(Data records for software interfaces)
□ □ □ □ □ □ □
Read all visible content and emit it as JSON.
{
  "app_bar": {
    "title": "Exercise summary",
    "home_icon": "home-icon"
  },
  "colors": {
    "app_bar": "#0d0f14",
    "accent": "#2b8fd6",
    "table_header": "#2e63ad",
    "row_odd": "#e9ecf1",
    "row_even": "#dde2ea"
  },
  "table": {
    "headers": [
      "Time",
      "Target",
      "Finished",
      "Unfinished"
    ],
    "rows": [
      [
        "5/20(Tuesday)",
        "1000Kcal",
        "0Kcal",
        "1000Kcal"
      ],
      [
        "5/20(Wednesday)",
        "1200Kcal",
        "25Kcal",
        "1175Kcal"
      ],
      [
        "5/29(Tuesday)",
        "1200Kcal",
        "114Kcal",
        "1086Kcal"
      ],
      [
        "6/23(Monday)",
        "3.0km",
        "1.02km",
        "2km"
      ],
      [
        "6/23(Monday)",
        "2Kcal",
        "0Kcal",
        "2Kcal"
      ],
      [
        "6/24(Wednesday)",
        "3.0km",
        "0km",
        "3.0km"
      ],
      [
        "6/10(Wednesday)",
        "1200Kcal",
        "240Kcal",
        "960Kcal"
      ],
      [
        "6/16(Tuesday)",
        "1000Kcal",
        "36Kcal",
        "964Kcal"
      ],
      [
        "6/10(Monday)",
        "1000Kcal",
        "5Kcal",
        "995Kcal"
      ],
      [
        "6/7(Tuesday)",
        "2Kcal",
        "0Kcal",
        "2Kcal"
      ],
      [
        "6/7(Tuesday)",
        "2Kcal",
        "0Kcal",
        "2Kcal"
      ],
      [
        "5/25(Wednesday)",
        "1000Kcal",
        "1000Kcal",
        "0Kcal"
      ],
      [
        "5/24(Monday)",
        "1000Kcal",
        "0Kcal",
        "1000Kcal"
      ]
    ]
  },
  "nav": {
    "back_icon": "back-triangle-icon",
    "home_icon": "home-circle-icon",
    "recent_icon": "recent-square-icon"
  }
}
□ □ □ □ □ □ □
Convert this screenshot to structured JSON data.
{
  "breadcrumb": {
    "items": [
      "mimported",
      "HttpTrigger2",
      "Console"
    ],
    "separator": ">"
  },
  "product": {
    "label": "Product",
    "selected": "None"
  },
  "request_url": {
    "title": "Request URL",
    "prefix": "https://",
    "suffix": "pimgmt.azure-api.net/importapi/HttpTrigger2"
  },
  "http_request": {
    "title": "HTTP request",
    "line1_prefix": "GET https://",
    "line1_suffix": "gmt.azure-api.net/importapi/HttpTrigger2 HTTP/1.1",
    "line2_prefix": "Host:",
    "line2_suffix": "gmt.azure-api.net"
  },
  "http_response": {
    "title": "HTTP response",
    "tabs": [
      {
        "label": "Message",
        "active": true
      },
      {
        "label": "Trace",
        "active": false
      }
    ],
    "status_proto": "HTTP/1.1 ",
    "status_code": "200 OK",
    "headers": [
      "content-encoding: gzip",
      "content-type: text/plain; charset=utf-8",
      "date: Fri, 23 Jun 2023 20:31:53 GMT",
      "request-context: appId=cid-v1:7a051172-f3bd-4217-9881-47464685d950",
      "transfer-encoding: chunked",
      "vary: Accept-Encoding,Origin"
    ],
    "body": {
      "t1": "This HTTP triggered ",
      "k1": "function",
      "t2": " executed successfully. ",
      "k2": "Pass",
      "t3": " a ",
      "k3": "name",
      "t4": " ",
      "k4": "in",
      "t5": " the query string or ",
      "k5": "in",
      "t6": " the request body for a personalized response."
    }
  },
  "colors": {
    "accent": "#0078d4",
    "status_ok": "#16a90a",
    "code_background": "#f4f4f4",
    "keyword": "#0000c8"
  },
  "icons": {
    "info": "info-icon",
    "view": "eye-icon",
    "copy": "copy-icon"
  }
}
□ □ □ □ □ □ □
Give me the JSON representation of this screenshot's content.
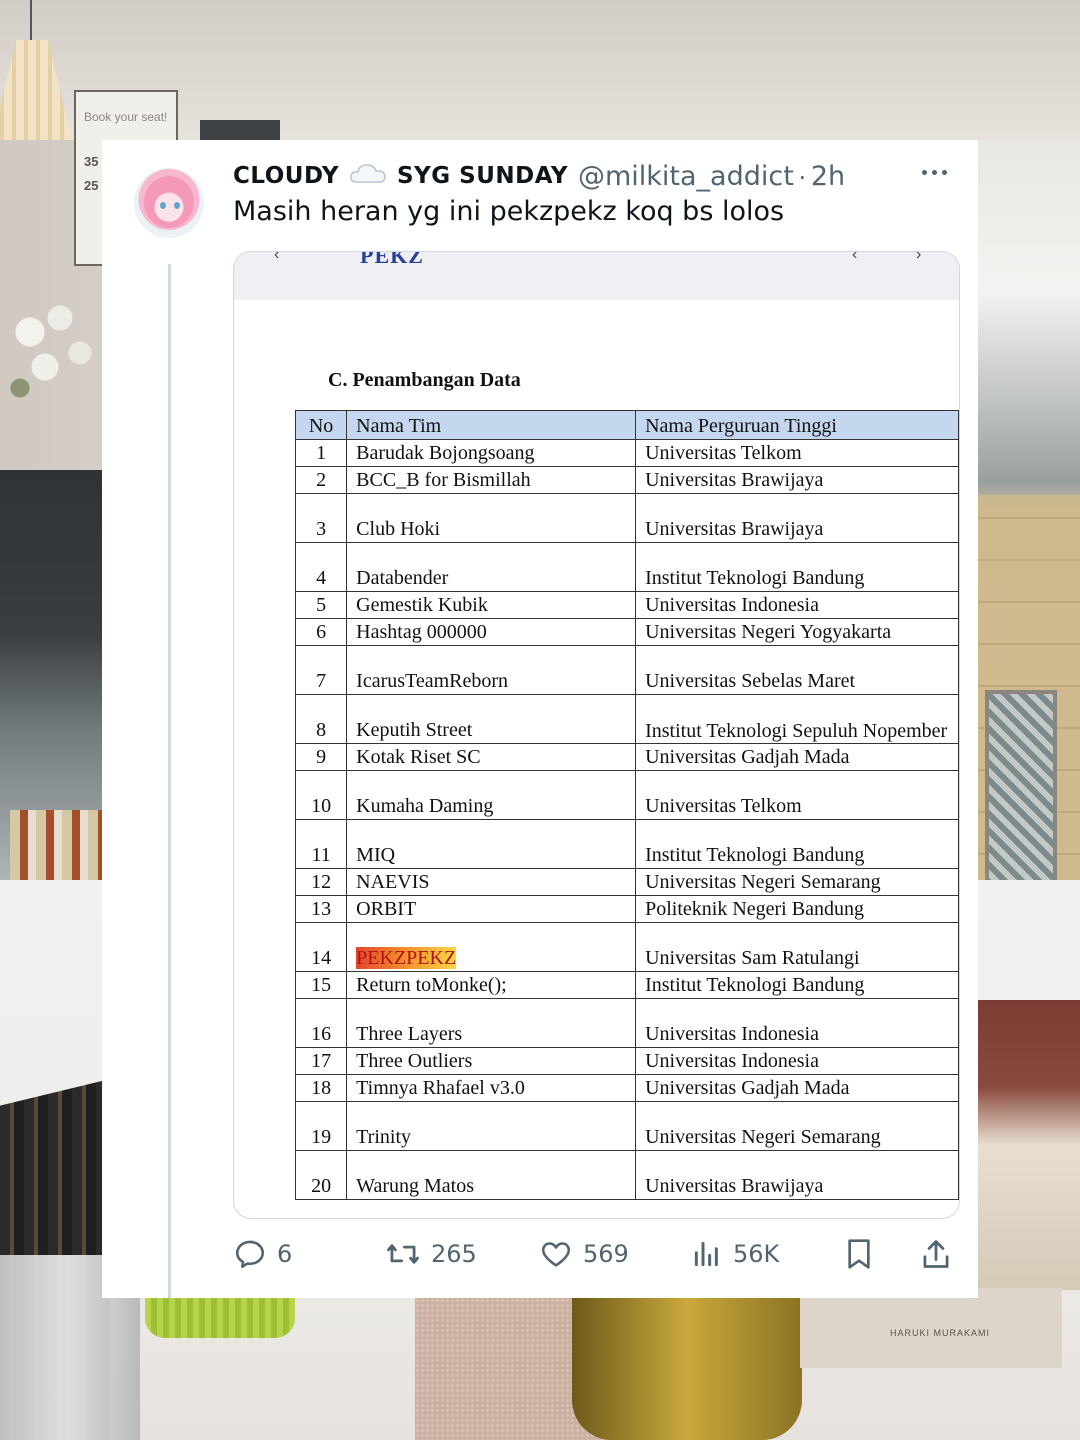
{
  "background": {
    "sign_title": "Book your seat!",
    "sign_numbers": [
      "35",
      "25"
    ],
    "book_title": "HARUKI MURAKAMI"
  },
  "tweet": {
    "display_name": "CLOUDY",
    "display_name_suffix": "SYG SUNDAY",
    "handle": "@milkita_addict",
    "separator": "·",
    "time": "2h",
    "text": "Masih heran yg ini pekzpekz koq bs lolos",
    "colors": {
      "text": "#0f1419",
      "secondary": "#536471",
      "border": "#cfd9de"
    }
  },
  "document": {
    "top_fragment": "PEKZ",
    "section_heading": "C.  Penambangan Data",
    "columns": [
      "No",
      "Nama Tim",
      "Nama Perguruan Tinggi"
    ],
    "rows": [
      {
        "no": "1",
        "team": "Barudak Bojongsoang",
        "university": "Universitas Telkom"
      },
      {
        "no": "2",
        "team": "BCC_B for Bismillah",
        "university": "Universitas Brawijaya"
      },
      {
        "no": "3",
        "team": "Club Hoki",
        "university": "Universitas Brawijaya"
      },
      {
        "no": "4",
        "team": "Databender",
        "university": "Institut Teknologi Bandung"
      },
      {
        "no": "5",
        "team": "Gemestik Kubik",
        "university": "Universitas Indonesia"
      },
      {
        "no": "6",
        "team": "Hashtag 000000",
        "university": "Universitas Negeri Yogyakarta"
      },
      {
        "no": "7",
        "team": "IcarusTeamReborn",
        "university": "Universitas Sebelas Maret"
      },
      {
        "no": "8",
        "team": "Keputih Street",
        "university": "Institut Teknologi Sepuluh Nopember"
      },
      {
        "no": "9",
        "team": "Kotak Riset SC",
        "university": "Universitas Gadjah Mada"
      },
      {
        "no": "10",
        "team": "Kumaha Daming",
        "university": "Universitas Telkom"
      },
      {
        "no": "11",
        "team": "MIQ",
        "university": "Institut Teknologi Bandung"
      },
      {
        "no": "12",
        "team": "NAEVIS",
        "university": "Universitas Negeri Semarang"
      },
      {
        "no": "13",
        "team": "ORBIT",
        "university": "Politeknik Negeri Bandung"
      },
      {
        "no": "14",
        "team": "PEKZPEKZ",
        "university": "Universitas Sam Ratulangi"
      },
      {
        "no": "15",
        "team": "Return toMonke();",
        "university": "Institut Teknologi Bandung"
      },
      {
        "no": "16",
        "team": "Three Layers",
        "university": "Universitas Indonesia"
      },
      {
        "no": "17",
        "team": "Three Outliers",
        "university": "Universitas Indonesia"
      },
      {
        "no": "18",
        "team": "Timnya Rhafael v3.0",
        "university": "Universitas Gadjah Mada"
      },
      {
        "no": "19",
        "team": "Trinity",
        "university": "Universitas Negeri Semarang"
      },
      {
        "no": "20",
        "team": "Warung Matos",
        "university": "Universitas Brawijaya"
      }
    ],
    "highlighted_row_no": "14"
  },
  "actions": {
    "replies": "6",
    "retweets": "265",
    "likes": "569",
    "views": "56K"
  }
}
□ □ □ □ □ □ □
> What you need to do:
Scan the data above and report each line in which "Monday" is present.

> Result of the exercise:
        "6/23(Monday)",
        "6/23(Monday)",
        "6/10(Monday)",
        "5/24(Monday)",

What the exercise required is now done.